**** TASK INPUT ****

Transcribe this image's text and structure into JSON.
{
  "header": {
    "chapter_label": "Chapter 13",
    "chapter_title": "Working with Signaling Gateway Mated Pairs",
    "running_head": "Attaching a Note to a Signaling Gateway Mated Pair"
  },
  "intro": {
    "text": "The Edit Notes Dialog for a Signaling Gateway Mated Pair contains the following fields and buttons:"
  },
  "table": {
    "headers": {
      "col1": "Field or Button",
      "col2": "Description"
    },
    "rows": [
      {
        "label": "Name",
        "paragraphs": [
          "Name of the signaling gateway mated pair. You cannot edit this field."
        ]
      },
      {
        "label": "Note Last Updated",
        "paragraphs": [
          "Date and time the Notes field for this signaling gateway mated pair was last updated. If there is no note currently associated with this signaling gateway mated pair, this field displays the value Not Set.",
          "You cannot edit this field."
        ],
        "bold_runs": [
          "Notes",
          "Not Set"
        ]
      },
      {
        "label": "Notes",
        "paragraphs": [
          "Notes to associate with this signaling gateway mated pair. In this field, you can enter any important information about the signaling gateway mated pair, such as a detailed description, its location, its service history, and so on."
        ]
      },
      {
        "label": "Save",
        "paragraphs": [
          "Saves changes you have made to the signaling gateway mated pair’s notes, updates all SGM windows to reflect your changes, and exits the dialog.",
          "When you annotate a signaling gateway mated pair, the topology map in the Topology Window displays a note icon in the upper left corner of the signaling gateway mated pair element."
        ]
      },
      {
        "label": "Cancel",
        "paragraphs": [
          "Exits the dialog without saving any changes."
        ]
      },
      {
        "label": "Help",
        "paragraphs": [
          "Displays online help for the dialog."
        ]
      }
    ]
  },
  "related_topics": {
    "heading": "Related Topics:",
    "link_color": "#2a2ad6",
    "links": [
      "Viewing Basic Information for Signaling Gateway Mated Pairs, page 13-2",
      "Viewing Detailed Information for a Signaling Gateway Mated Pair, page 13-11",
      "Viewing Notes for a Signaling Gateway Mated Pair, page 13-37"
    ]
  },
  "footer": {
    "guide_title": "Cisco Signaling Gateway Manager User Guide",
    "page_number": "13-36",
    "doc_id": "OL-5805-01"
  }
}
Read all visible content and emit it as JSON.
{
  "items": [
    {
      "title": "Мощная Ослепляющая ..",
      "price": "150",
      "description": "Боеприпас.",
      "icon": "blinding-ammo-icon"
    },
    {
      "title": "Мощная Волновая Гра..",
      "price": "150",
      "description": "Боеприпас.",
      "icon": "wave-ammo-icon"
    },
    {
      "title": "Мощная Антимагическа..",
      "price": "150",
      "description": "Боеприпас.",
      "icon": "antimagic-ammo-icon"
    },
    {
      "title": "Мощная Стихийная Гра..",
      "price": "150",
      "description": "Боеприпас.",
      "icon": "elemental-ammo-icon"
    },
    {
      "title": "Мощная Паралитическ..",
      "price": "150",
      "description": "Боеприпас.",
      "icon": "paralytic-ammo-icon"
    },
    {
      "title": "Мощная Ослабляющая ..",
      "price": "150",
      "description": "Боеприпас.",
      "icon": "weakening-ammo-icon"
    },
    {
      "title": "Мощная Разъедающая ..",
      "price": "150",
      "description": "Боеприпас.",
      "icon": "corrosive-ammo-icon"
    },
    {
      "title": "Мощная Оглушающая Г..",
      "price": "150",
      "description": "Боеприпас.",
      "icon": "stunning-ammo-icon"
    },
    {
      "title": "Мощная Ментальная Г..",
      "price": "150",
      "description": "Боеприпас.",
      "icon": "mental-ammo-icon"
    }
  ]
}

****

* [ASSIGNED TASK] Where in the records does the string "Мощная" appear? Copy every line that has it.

* [TASK SOLUTION]
      "title": "Мощная Ослепляющая ..",
      "title": "Мощная Волновая Гра..",
      "title": "Мощная Антимагическа..",
      "title": "Мощная Стихийная Гра..",
      "title": "Мощная Паралитическ..",
      "title": "Мощная Ослабляющая ..",
      "title": "Мощная Разъедающая ..",
      "title": "Мощная Оглушающая Г..",
      "title": "Мощная Ментальная Г..",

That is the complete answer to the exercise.